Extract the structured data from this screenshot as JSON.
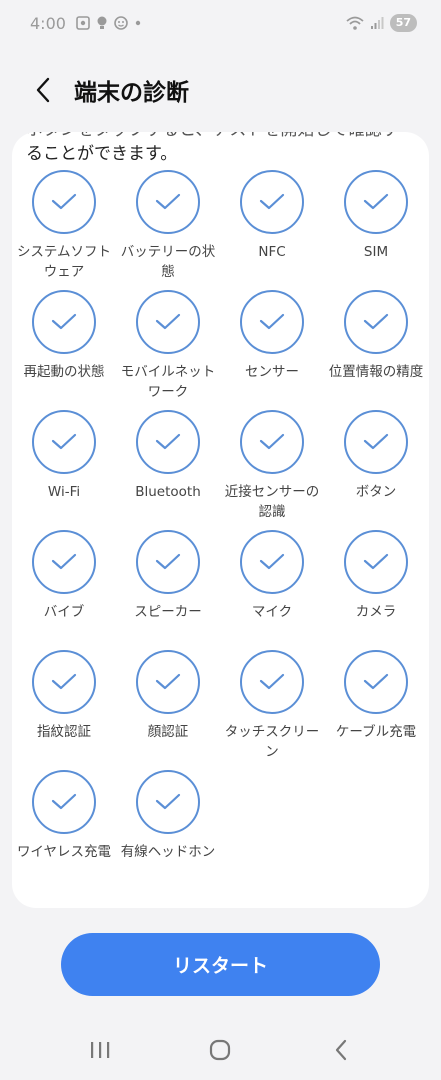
{
  "status_bar": {
    "time": "4:00",
    "icons": [
      "screenshot-icon",
      "bulb-icon",
      "face-icon",
      "dot-icon"
    ],
    "battery": "57"
  },
  "header": {
    "title": "端末の診断"
  },
  "description": {
    "partial_line": "ボタンをタップすると、テストを開始して確認す",
    "visible_line": "ることができます。"
  },
  "tests": [
    {
      "label": "システムソフトウェア"
    },
    {
      "label": "バッテリーの状態"
    },
    {
      "label": "NFC"
    },
    {
      "label": "SIM"
    },
    {
      "label": "再起動の状態"
    },
    {
      "label": "モバイルネットワーク"
    },
    {
      "label": "センサー"
    },
    {
      "label": "位置情報の精度"
    },
    {
      "label": "Wi-Fi"
    },
    {
      "label": "Bluetooth"
    },
    {
      "label": "近接センサーの認識"
    },
    {
      "label": "ボタン"
    },
    {
      "label": "バイブ"
    },
    {
      "label": "スピーカー"
    },
    {
      "label": "マイク"
    },
    {
      "label": "カメラ"
    },
    {
      "label": "指紋認証"
    },
    {
      "label": "顔認証"
    },
    {
      "label": "タッチスクリーン"
    },
    {
      "label": "ケーブル充電"
    },
    {
      "label": "ワイヤレス充電"
    },
    {
      "label": "有線ヘッドホン"
    }
  ],
  "restart_button": {
    "label": "リスタート"
  },
  "colors": {
    "accent": "#3f82f0",
    "check": "#5b8fd6",
    "background": "#f3f3f5"
  }
}
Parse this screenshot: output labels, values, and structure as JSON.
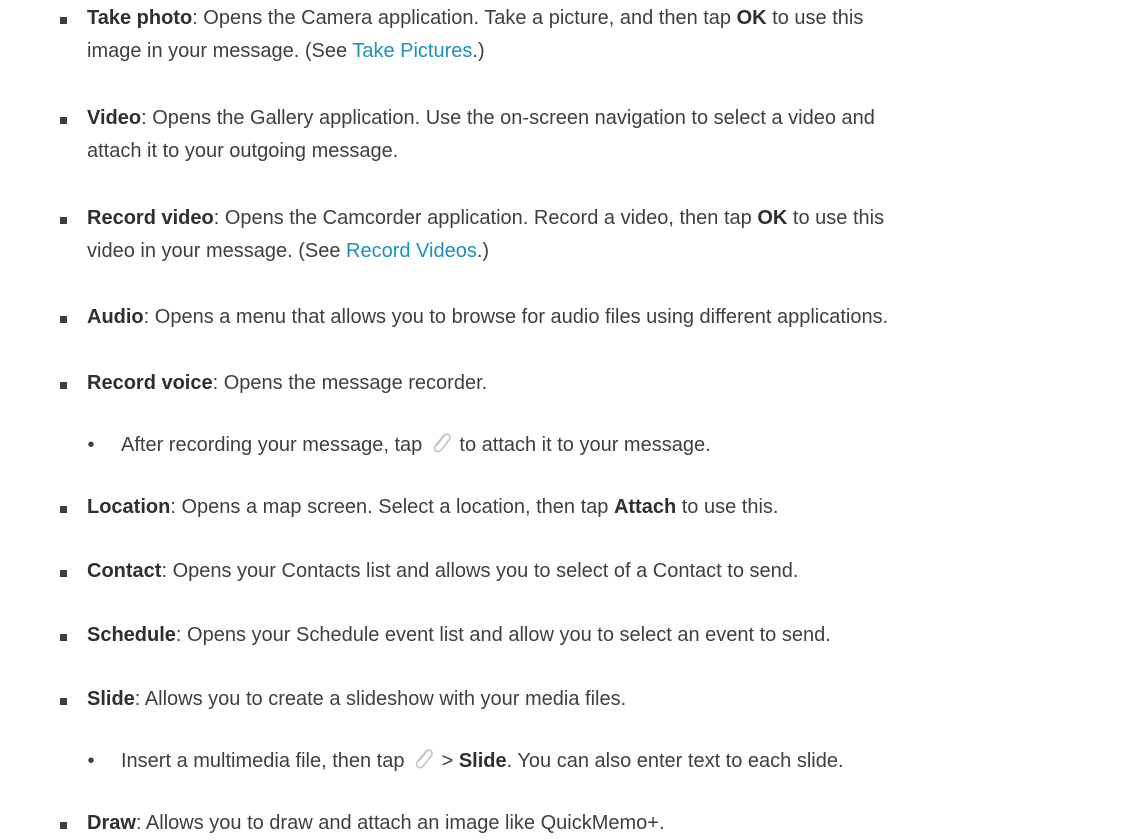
{
  "items": [
    {
      "label": "Take photo",
      "pre": ": Opens the Camera application. Take a picture, and then tap ",
      "bold2": "OK",
      "post": " to use this",
      "line2_pre": "image in your message. (See ",
      "link": "Take Pictures",
      "line2_post": ".)"
    },
    {
      "label": "Video",
      "line1": ": Opens the Gallery application. Use the on-screen navigation to select a video and",
      "line2": "attach it to your outgoing message."
    },
    {
      "label": "Record video",
      "pre": ": Opens the Camcorder application. Record a video, then tap ",
      "bold2": "OK",
      "post": " to use this",
      "line2_pre": "video in your message. (See ",
      "link": "Record Videos",
      "line2_post": ".)"
    },
    {
      "label": "Audio",
      "line1": ": Opens a menu that allows you to browse for audio files using different applications."
    },
    {
      "label": "Record voice",
      "line1": ": Opens the message recorder."
    },
    {
      "sub_pre": "After recording your message, tap ",
      "sub_post": " to attach it to your message.",
      "icon": "paperclip-icon"
    },
    {
      "label": "Location",
      "pre": ": Opens a map screen. Select a location, then tap ",
      "bold2": "Attach",
      "post": " to use this."
    },
    {
      "label": "Contact",
      "line1": ": Opens your Contacts list and allows you to select of a Contact to send."
    },
    {
      "label": "Schedule",
      "line1": ": Opens your Schedule event list and allow you to select an event to send."
    },
    {
      "label": "Slide",
      "line1": ": Allows you to create a slideshow with your media files."
    },
    {
      "sub_pre": "Insert a multimedia file, then tap ",
      "sub_mid": " > ",
      "sub_bold": "Slide",
      "sub_post": ". You can also enter text to each slide.",
      "icon": "paperclip-icon"
    },
    {
      "label": "Draw",
      "line1": ": Allows you to draw and attach an image like QuickMemo+."
    }
  ],
  "bullet_char": "•",
  "colors": {
    "text": "#3f3f3f",
    "link": "#1f8fb8",
    "icon": "#c4c4c4"
  }
}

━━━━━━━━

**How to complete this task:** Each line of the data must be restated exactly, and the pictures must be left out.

**Task solution:**
Extract the structured data from this screenshot as JSON.
{
  "status_bar": {
    "time": "4:00",
    "icons": [
      "screenshot-icon",
      "bulb-icon",
      "face-icon",
      "dot-icon"
    ],
    "battery": "57"
  },
  "header": {
    "title": "端末の診断"
  },
  "description": {
    "partial_line": "ボタンをタップすると、テストを開始して確認す",
    "visible_line": "ることができます。"
  },
  "tests": [
    {
      "label": "システムソフトウェア"
    },
    {
      "label": "バッテリーの状態"
    },
    {
      "label": "NFC"
    },
    {
      "label": "SIM"
    },
    {
      "label": "再起動の状態"
    },
    {
      "label": "モバイルネットワーク"
    },
    {
      "label": "センサー"
    },
    {
      "label": "位置情報の精度"
    },
    {
      "label": "Wi-Fi"
    },
    {
      "label": "Bluetooth"
    },
    {
      "label": "近接センサーの認識"
    },
    {
      "label": "ボタン"
    },
    {
      "label": "バイブ"
    },
    {
      "label": "スピーカー"
    },
    {
      "label": "マイク"
    },
    {
      "label": "カメラ"
    },
    {
      "label": "指紋認証"
    },
    {
      "label": "顔認証"
    },
    {
      "label": "タッチスクリーン"
    },
    {
      "label": "ケーブル充電"
    },
    {
      "label": "ワイヤレス充電"
    },
    {
      "label": "有線ヘッドホン"
    }
  ],
  "restart_button": {
    "label": "リスタート"
  },
  "colors": {
    "accent": "#3f82f0",
    "check": "#5b8fd6",
    "background": "#f3f3f5"
  }
}
Parse this screenshot: output labels, values, and structure as JSON.
{
  "items": [
    {
      "label": "Take photo",
      "pre": ": Opens the Camera application. Take a picture, and then tap ",
      "bold2": "OK",
      "post": " to use this",
      "line2_pre": "image in your message. (See ",
      "link": "Take Pictures",
      "line2_post": ".)"
    },
    {
      "label": "Video",
      "line1": ": Opens the Gallery application. Use the on-screen navigation to select a video and",
      "line2": "attach it to your outgoing message."
    },
    {
      "label": "Record video",
      "pre": ": Opens the Camcorder application. Record a video, then tap ",
      "bold2": "OK",
      "post": " to use this",
      "line2_pre": "video in your message. (See ",
      "link": "Record Videos",
      "line2_post": ".)"
    },
    {
      "label": "Audio",
      "line1": ": Opens a menu that allows you to browse for audio files using different applications."
    },
    {
      "label": "Record voice",
      "line1": ": Opens the message recorder."
    },
    {
      "sub_pre": "After recording your message, tap ",
      "sub_post": " to attach it to your message.",
      "icon": "paperclip-icon"
    },
    {
      "label": "Location",
      "pre": ": Opens a map screen. Select a location, then tap ",
      "bold2": "Attach",
      "post": " to use this."
    },
    {
      "label": "Contact",
      "line1": ": Opens your Contacts list and allows you to select of a Contact to send."
    },
    {
      "label": "Schedule",
      "line1": ": Opens your Schedule event list and allow you to select an event to send."
    },
    {
      "label": "Slide",
      "line1": ": Allows you to create a slideshow with your media files."
    },
    {
      "sub_pre": "Insert a multimedia file, then tap ",
      "sub_mid": " > ",
      "sub_bold": "Slide",
      "sub_post": ". You can also enter text to each slide.",
      "icon": "paperclip-icon"
    },
    {
      "label": "Draw",
      "line1": ": Allows you to draw and attach an image like QuickMemo+."
    }
  ],
  "bullet_char": "•",
  "colors": {
    "text": "#3f3f3f",
    "link": "#1f8fb8",
    "icon": "#c4c4c4"
  }
}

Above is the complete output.